Some misconceptions are floating around about what the executive order does and doesn’t do. Let me try to clarify.
As I explained in a post last week, “[a]uthority to implement the ACA … is vested in the Secretaries of HHS, Treasury, and Labor—not the President. In the context of the ACA, an executive order won’t be anything more than a document containing a president’s instructions to his subordinates.”
That’s all this E.O. is. It’s a set of marching orders. It has no legal force. It changes nothing on its own.
And these marching orders are pretty vague. After pruning away the bureaucratese, the executive order tells federal agencies, especially HHS, to do everything they can:
- To eliminate any “fiscal burden on any State” or any “cost, fee, tax, penalty, or regulatory burden” on individuals and providers.
- To give the states more flexibility.
- To encourage the interstate sale of health insurance.
It remains to be seen how and when these orders will be carried out. But we can make some educated guesses (most of which we could’ve made even in the absence of the executive order).
The instruction about state flexibility probably relates mainly to Medicaid waivers. Under President Obama, CMS refused to grant waivers that would have allowed states to impose certain types of burdens on Medicaid beneficiaries—especially work requirements, substantial cost-sharing, and time caps on eligibility for non-disabled adults. I expect Trump’s CMS to be more accommodating. I also expect HHS to issue revised guidance expanding the scope of 1332 waivers, which enable states to opt out of the ACA’s regulatory requirements if they devise an alternative.
On interstate sales, HHS has authority under section 1333 of the ACA to bless “interstate compacts” that allow for the sale of insurance across state lines. Obama’s HHS hasn’t issued rules to implement the provision, but Trump’s HHS could. (Not that it’ll accomplish much. Insurers aren’t much interested in selling across state lines.)

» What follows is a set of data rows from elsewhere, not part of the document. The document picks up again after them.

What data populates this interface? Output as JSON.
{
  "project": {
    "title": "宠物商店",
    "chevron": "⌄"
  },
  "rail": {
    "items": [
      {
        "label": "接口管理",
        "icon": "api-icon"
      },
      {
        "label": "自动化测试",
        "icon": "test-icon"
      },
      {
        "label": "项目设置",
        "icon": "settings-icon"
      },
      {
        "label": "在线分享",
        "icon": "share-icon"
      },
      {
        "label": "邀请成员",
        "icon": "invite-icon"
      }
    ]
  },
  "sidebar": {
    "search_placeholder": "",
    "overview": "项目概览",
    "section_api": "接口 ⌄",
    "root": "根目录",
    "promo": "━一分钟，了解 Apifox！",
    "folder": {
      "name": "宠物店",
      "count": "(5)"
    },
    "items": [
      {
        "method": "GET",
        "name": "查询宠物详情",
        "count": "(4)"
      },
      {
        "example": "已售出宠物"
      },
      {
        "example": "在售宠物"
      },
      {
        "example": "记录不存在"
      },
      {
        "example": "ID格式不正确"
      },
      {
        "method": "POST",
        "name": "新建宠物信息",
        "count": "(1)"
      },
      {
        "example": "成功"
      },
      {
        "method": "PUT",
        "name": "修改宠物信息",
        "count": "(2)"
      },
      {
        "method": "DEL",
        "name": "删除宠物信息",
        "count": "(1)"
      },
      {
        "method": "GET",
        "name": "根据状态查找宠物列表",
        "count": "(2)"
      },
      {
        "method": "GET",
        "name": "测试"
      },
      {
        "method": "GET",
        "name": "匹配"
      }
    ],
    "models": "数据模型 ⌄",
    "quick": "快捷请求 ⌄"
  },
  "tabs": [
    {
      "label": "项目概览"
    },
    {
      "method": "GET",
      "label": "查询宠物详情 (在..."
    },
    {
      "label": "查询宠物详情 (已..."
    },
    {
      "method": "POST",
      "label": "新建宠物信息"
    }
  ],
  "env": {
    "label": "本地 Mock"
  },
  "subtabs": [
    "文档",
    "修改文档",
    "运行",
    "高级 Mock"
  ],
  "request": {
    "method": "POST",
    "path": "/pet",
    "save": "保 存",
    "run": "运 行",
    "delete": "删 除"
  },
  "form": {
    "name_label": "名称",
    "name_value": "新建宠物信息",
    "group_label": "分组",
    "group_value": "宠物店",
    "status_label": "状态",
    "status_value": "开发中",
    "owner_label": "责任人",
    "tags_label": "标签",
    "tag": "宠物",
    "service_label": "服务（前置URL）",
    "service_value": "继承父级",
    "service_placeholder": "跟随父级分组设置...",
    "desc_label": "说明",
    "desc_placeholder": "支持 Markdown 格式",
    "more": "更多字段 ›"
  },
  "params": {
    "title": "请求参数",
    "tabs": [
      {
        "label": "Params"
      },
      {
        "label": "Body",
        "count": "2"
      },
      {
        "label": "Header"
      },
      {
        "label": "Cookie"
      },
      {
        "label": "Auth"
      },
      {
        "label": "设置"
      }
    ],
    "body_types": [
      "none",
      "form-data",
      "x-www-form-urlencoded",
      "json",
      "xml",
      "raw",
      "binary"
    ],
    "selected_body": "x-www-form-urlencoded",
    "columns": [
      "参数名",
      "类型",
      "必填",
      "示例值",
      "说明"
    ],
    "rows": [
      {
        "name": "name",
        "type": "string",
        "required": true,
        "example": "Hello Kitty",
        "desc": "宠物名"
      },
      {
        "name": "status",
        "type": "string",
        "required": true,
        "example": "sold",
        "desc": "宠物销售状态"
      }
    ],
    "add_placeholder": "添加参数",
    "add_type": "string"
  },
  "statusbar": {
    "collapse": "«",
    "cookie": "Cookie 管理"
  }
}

Much more significant, however, is the instruction to “waive, defer, grant exemptions from, or delay the implementation of” any “cost, fee, tax, penalty, or regulatory burden.” This reads like bureaucratic code for “kill the individual mandate by any means possible.” Some of that should be easy: I expect hardship exemptions to be expanded and IRS enforcement of the mandate to fall.
What troubles me most is the instruction to “delay the implementation of” any “tax” on individuals. Back in 2013, the Obama administration delayed the implementation of both the employer mandate and some of the ACA’s insurance rules. The implementation delays were unlawful, as I argued at the time. I warned, too, that they were shortsighted:
A future administration that is less sympathetic to the ACA could invoke the delays as precedent for declining to enforce other provisions that it dislikes, including provisions that are essential to the proper functioning of the law. The delays could therefore undermine the very statute they were meant to protect—and perhaps imperil the ACA’s effort to extend coverage to tens of millions of people.
Delaying the individual mandate is precisely what I feared most. (The E.O.’s instruction to consider delaying implementation of taxes on “makers of medical devices, products, or medications” could also lead to the suspension of the medical device tax and the tax on the pharmaceutical industry. That’d be a sweetheart gift for industry.)
If the IRS “delays” the individual mandate, the insurance markets in many states could go into a tailspin. Rates for 2018 will skyrocket and some insurers could fold. In addition, delaying the mandate would preempt any debate in Congress about whether to keep the mandate in place during a transition period to a yet-to-be-disclosed replacement.
For now, the executive order hasn’t changed anything. Reading between the lines, however, it may signal that Trump has no interest in trying to make the ACA work while Congress debates repeal.